World Bulletin / News Desk
Scores of Egyptians have died in 2014 while in government custody, many of them packed into detention centers in life-threatening conditions, Human Rights Watch said in a damning report published Wednesday.
In addition to those who died after facing torture or physical abuse, many appear to have died because "they were held in severely overcrowded cells or did not receive adequate medical care for serious ailments," the report said.
The army-backed authorities in Egypt have launched a massive crackdown on dissent since the country's first democratically elected President Mohamed Morsi's ouster in July 2013, launching a broad arrest campaign targeting tens of thousands of his supporters.
The influx of detainees has strained the prisons, leading authorities to place many of them in temporary detention sites.

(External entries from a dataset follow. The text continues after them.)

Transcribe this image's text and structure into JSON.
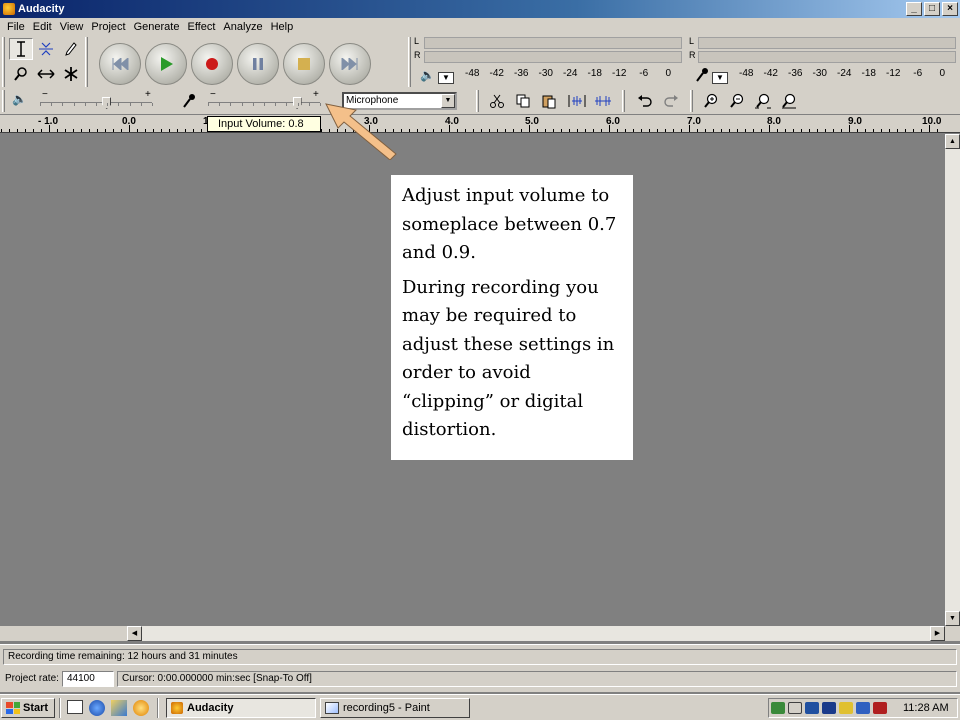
{
  "window": {
    "title": "Audacity",
    "buttons": [
      "_",
      "□",
      "×"
    ]
  },
  "menu": [
    "File",
    "Edit",
    "View",
    "Project",
    "Generate",
    "Effect",
    "Analyze",
    "Help"
  ],
  "meters": {
    "output_scale": [
      "-48",
      "-42",
      "-36",
      "-30",
      "-24",
      "-18",
      "-12",
      "-6",
      "0"
    ],
    "input_scale": [
      "-48",
      "-42",
      "-36",
      "-30",
      "-24",
      "-18",
      "-12",
      "-6",
      "0"
    ],
    "channel_l": "L",
    "channel_r": "R"
  },
  "mixer": {
    "output_volume": 0.6,
    "input_volume": 0.8,
    "minus": "−",
    "plus": "+",
    "input_source": "Microphone"
  },
  "ruler": [
    "- 1.0",
    "0.0",
    "1",
    "3.0",
    "4.0",
    "5.0",
    "6.0",
    "7.0",
    "8.0",
    "9.0",
    "10.0"
  ],
  "tooltip": "Input Volume: 0.8",
  "callout": {
    "para1": "Adjust input volume to someplace between 0.7 and 0.9.",
    "para2": "During recording you may be required to adjust these settings in order to avoid “clipping” or digital distortion."
  },
  "status": {
    "recording_time": "Recording time remaining: 12 hours and 31 minutes",
    "project_rate_label": "Project rate:",
    "project_rate": "44100",
    "cursor": "Cursor: 0:00.000000 min:sec   [Snap-To Off]"
  },
  "taskbar": {
    "start": "Start",
    "tasks": [
      "Audacity",
      "recording5 - Paint"
    ],
    "clock": "11:28 AM"
  },
  "colors": {
    "accent": "#0a246a",
    "callout_arrow": "#f4c08a"
  }
}
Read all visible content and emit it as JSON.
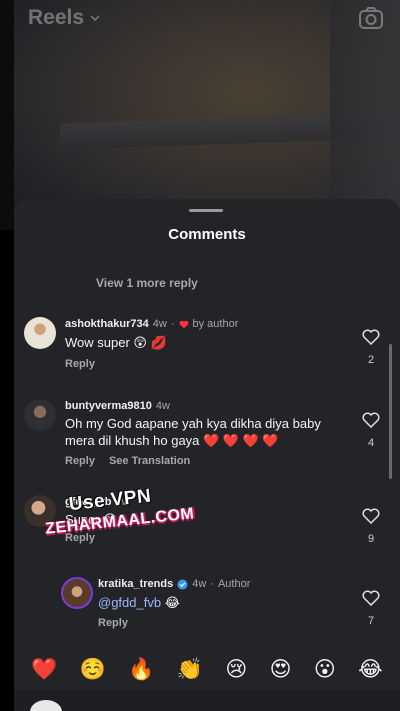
{
  "header": {
    "title": "Reels"
  },
  "sheet": {
    "title": "Comments",
    "view_more": "View 1 more reply"
  },
  "comments": [
    {
      "username": "ashokthakur734",
      "time": "4w",
      "by_author": "by author",
      "text": "Wow super 😲 💋",
      "reply": "Reply",
      "likes": "2"
    },
    {
      "username": "buntyverma9810",
      "time": "4w",
      "text": "Oh my God aapane yah kya dikha diya baby mera dil khush ho gaya ❤️ ❤️ ❤️ ❤️",
      "reply": "Reply",
      "translate": "See Translation",
      "likes": "4"
    },
    {
      "username": "gfdd_fvb",
      "time": "4w",
      "text": "Super 😊",
      "reply": "Reply",
      "likes": "9"
    }
  ],
  "reply": {
    "username": "kratika_trends",
    "time": "4w",
    "author_tag": "Author",
    "mention": "@gfdd_fvb",
    "emoji": "😂",
    "reply": "Reply",
    "likes": "7"
  },
  "watermark": {
    "line1": "Use VPN",
    "line2": "ZEHARMAAL.COM"
  },
  "emoji_bar": [
    "❤️",
    "☺️",
    "🔥",
    "👏",
    "😢",
    "😍",
    "😮",
    "😂"
  ],
  "colors": {
    "sheet": "#232428",
    "heart_red": "#ff3040",
    "mention": "#9cb7ff",
    "verified": "#3897f0"
  }
}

"Egypt’s prisons and police stations are bursting at the seams with opposition supporters rounded up by the authorities," said Sarah Leah Whitson, Middle East & North Africa director of the group. "People are being held in grossly overcrowded and inhumane conditions, and the mounting death toll is the wholly predictable consequence."
The report urged Egyptian authorities to abide by international law, which stipulates that detainees need to be provided with the same health care available to free citizens.
The report added that Egypt's prosecutors had filed only one case against police since mid-2013, despite the rising number of deaths and widespread reports of mistreatment.
"The authorities should investigate deaths in custody and prosecute police officers and other officials suspected of negligence or abuse," said the report.Last Mod: 22 Ocak 2015, 11:29